Don’t treat every relationship the same. “There is no cookie cutter when it comes to these ventures,” says Fuller. “You can have a cooperative plan where the developer builds but the school participates on the specs or a situation where the developer builds on his own land but wants the tax exemption status so he comes to you after the fact. In each case, you have to consider how the project affects the university and the students.”
Fuller feels that the partnership of private housing on school property is falling out of favor. However, he presently has two developers building on their own land in town. In one case, the developer came to him early in the process for input.
“We are working with this developer on points like the building’s aesthetics and whether or not he can use our logos and tie into our transportation system.” Since the University of North Texas in Denton is a large music school, the developer asked Fuller if students want practice rooms. “I told him we don’t need practice rooms but a small performance venue would be nice. We may also deliver high-speed data lines so students can have the service they are accustomed to.”

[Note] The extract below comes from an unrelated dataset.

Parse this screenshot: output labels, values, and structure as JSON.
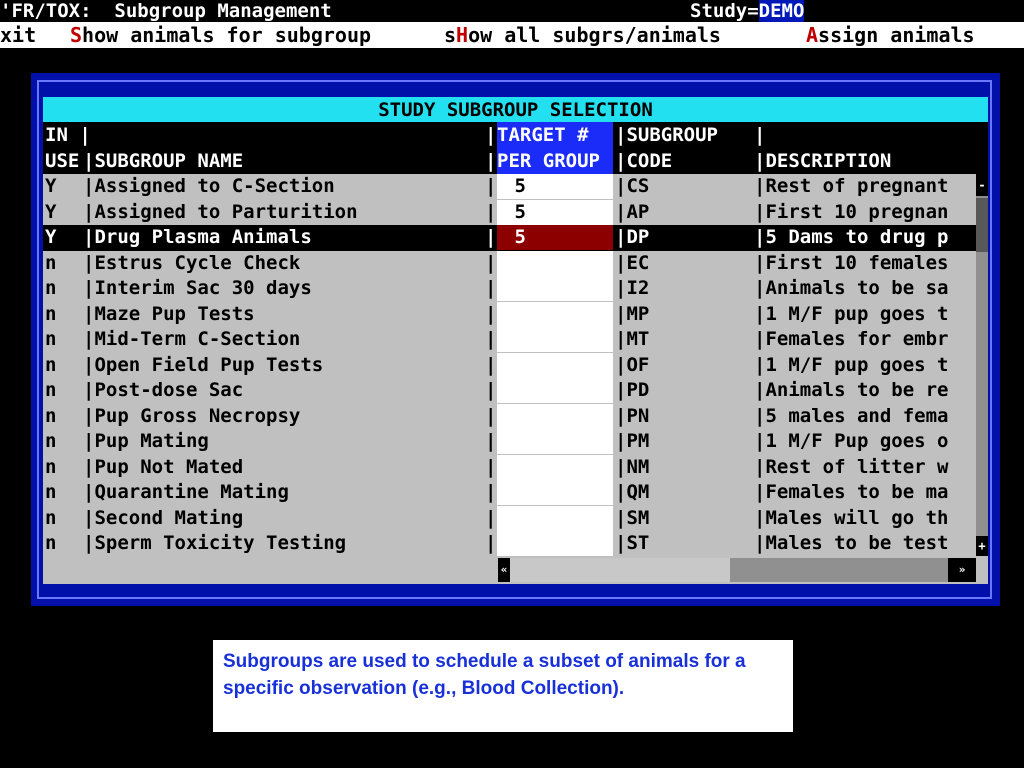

Do put the student first. Perhaps the biggest sticking point is creating the sense of community and enforcing the codes of conduct that students and their parents expect. “Can we install a resident assistant in the building who knows everyone and can deal with problems in a sanctioned way, or will a private manager just tape a note to someone’s door?” asks Fuller. “We see housing as instrumental to our programming, not just a place to sleep. We need some level of control.”
Winkler agrees. “If there is an alcohol violation, for instance, at another property, the manager may not know and may not care,” she says. “That will not do in student housing.”
Don’t forget the developer. For a developer and management company that hasn’t dealt with student issues before, the culture shock can be immense. “There is so much potential for problems that would throw an average manager,” says Winkler. “For instance, students often room with strangers, which can be touchy. Populations are diverse, as students come from around the world. And in what other market would 300 units go vacant at the same time?”
Winkler strongly suggests finding a manager who thinks out of the box and then maintaining constant communication with him. “I am on the phone with the managers up to four times a day talking about student policy or procedure.”
To protect the management, UT Dallas requires a Certificate of Eligibility. Students have to be enrolled, maintain grades and stay out of trouble to earn it. Housing can’t lease to anyone without it. If the student leaves, the burden is on him to fill the empty space or pay out the lease.
“It makes management’s life a bit easier,” says Winkler. “And it gives us the control we need.”